═══ Excerpted records

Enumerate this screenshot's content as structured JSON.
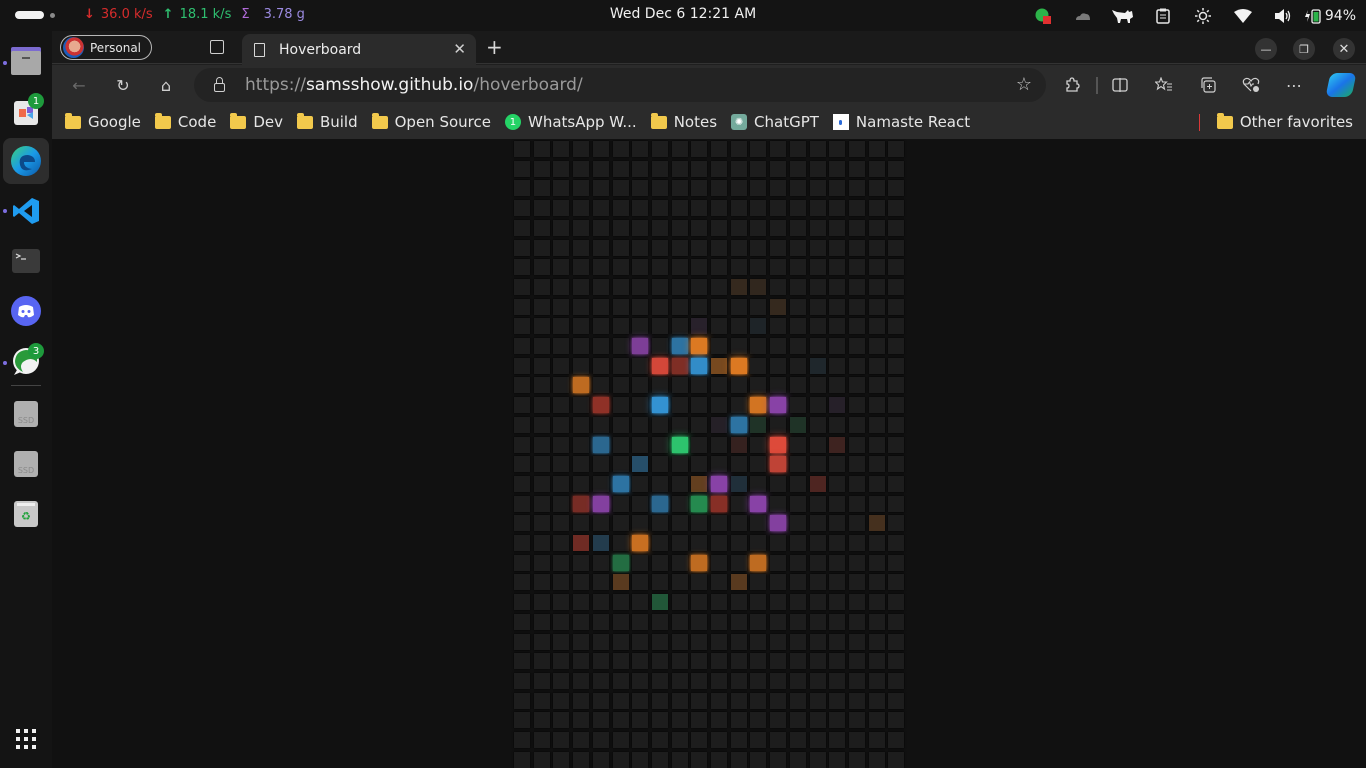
{
  "system_bar": {
    "net_down_icon": "arrow-down-icon",
    "net_down": "36.0 k/s",
    "net_up_icon": "arrow-up-icon",
    "net_up": "18.1 k/s",
    "total_icon": "sigma-icon",
    "net_total": "3.78 g",
    "clock": "Wed Dec 6  12:21 AM",
    "tray_icons": [
      "whatsapp-notification-icon",
      "cloud-icon",
      "cat-icon",
      "clipboard-icon",
      "brightness-icon",
      "wifi-icon",
      "volume-icon"
    ],
    "battery": "94%"
  },
  "dock": {
    "items": [
      {
        "name": "files",
        "icon": "folder-icon",
        "running": true
      },
      {
        "name": "software-store",
        "icon": "store-icon",
        "badge": "1"
      },
      {
        "name": "edge",
        "icon": "edge-icon",
        "running": true,
        "active": true
      },
      {
        "name": "vscode",
        "icon": "vscode-icon",
        "running": true
      },
      {
        "name": "terminal",
        "icon": "terminal-icon"
      },
      {
        "name": "discord",
        "icon": "discord-icon"
      },
      {
        "name": "whatsapp",
        "icon": "whatsapp-icon",
        "running": true,
        "badge": "3"
      },
      {
        "name": "ssd-1",
        "icon": "drive-icon",
        "label": "SSD"
      },
      {
        "name": "ssd-2",
        "icon": "drive-icon",
        "label": "SSD"
      },
      {
        "name": "trash",
        "icon": "trash-icon"
      }
    ],
    "apps_grid_icon": "apps-grid-icon"
  },
  "browser": {
    "profile_label": "Personal",
    "tab_title": "Hoverboard",
    "url": {
      "protocol": "https://",
      "host": "samsshow.github.io",
      "path": "/hoverboard/"
    },
    "bookmarks": [
      {
        "label": "Google",
        "icon": "folder"
      },
      {
        "label": "Code",
        "icon": "folder"
      },
      {
        "label": "Dev",
        "icon": "folder"
      },
      {
        "label": "Build",
        "icon": "folder"
      },
      {
        "label": "Open Source",
        "icon": "folder"
      },
      {
        "label": "WhatsApp W...",
        "icon": "whatsapp",
        "badge": "1"
      },
      {
        "label": "Notes",
        "icon": "folder"
      },
      {
        "label": "ChatGPT",
        "icon": "chatgpt"
      },
      {
        "label": "Namaste React",
        "icon": "namaste"
      }
    ],
    "other_favorites": "Other favorites"
  },
  "hoverboard": {
    "columns": 20,
    "rows": 32,
    "base_color": "#1d1d1d",
    "lit_cells": [
      {
        "row": 7,
        "col": 11,
        "color": "#e67e22",
        "intensity": 0.12
      },
      {
        "row": 7,
        "col": 12,
        "color": "#e67e22",
        "intensity": 0.1
      },
      {
        "row": 8,
        "col": 13,
        "color": "#e67e22",
        "intensity": 0.12
      },
      {
        "row": 9,
        "col": 9,
        "color": "#8e44ad",
        "intensity": 0.1
      },
      {
        "row": 9,
        "col": 12,
        "color": "#3498db",
        "intensity": 0.06
      },
      {
        "row": 10,
        "col": 6,
        "color": "#8e44ad",
        "intensity": 0.85
      },
      {
        "row": 10,
        "col": 8,
        "color": "#3498db",
        "intensity": 0.7
      },
      {
        "row": 10,
        "col": 9,
        "color": "#e67e22",
        "intensity": 0.95
      },
      {
        "row": 11,
        "col": 7,
        "color": "#e74c3c",
        "intensity": 0.9
      },
      {
        "row": 11,
        "col": 8,
        "color": "#c0392b",
        "intensity": 0.6
      },
      {
        "row": 11,
        "col": 9,
        "color": "#3498db",
        "intensity": 0.9
      },
      {
        "row": 11,
        "col": 10,
        "color": "#e67e22",
        "intensity": 0.45
      },
      {
        "row": 11,
        "col": 11,
        "color": "#e67e22",
        "intensity": 0.95
      },
      {
        "row": 11,
        "col": 15,
        "color": "#3498db",
        "intensity": 0.08
      },
      {
        "row": 12,
        "col": 3,
        "color": "#e67e22",
        "intensity": 0.8
      },
      {
        "row": 13,
        "col": 4,
        "color": "#c0392b",
        "intensity": 0.7
      },
      {
        "row": 13,
        "col": 7,
        "color": "#3498db",
        "intensity": 0.95
      },
      {
        "row": 13,
        "col": 12,
        "color": "#e67e22",
        "intensity": 0.9
      },
      {
        "row": 13,
        "col": 13,
        "color": "#8e44ad",
        "intensity": 0.95
      },
      {
        "row": 13,
        "col": 16,
        "color": "#8e44ad",
        "intensity": 0.08
      },
      {
        "row": 14,
        "col": 10,
        "color": "#8e44ad",
        "intensity": 0.07
      },
      {
        "row": 14,
        "col": 11,
        "color": "#3498db",
        "intensity": 0.7
      },
      {
        "row": 14,
        "col": 12,
        "color": "#27ae60",
        "intensity": 0.15
      },
      {
        "row": 14,
        "col": 14,
        "color": "#27ae60",
        "intensity": 0.15
      },
      {
        "row": 15,
        "col": 4,
        "color": "#3498db",
        "intensity": 0.6
      },
      {
        "row": 15,
        "col": 8,
        "color": "#2ecc71",
        "intensity": 0.95
      },
      {
        "row": 15,
        "col": 11,
        "color": "#c0392b",
        "intensity": 0.15
      },
      {
        "row": 15,
        "col": 13,
        "color": "#e74c3c",
        "intensity": 0.95
      },
      {
        "row": 15,
        "col": 16,
        "color": "#c0392b",
        "intensity": 0.2
      },
      {
        "row": 16,
        "col": 6,
        "color": "#3498db",
        "intensity": 0.4
      },
      {
        "row": 16,
        "col": 13,
        "color": "#e74c3c",
        "intensity": 0.8
      },
      {
        "row": 17,
        "col": 5,
        "color": "#3498db",
        "intensity": 0.7
      },
      {
        "row": 17,
        "col": 9,
        "color": "#e67e22",
        "intensity": 0.35
      },
      {
        "row": 17,
        "col": 10,
        "color": "#8e44ad",
        "intensity": 0.95
      },
      {
        "row": 17,
        "col": 11,
        "color": "#3498db",
        "intensity": 0.15
      },
      {
        "row": 17,
        "col": 15,
        "color": "#c0392b",
        "intensity": 0.3
      },
      {
        "row": 18,
        "col": 3,
        "color": "#c0392b",
        "intensity": 0.55
      },
      {
        "row": 18,
        "col": 4,
        "color": "#8e44ad",
        "intensity": 0.9
      },
      {
        "row": 18,
        "col": 7,
        "color": "#3498db",
        "intensity": 0.6
      },
      {
        "row": 18,
        "col": 9,
        "color": "#27ae60",
        "intensity": 0.75
      },
      {
        "row": 18,
        "col": 10,
        "color": "#c0392b",
        "intensity": 0.65
      },
      {
        "row": 18,
        "col": 12,
        "color": "#8e44ad",
        "intensity": 0.95
      },
      {
        "row": 19,
        "col": 13,
        "color": "#8e44ad",
        "intensity": 0.9
      },
      {
        "row": 19,
        "col": 18,
        "color": "#e67e22",
        "intensity": 0.2
      },
      {
        "row": 20,
        "col": 3,
        "color": "#c0392b",
        "intensity": 0.5
      },
      {
        "row": 20,
        "col": 4,
        "color": "#3498db",
        "intensity": 0.25
      },
      {
        "row": 20,
        "col": 6,
        "color": "#e67e22",
        "intensity": 0.85
      },
      {
        "row": 21,
        "col": 5,
        "color": "#27ae60",
        "intensity": 0.55
      },
      {
        "row": 21,
        "col": 9,
        "color": "#e67e22",
        "intensity": 0.8
      },
      {
        "row": 21,
        "col": 12,
        "color": "#e67e22",
        "intensity": 0.8
      },
      {
        "row": 22,
        "col": 5,
        "color": "#e67e22",
        "intensity": 0.3
      },
      {
        "row": 22,
        "col": 11,
        "color": "#e67e22",
        "intensity": 0.3
      },
      {
        "row": 23,
        "col": 7,
        "color": "#27ae60",
        "intensity": 0.4
      }
    ]
  }
}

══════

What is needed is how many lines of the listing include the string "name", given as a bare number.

*Reply to the task:* 10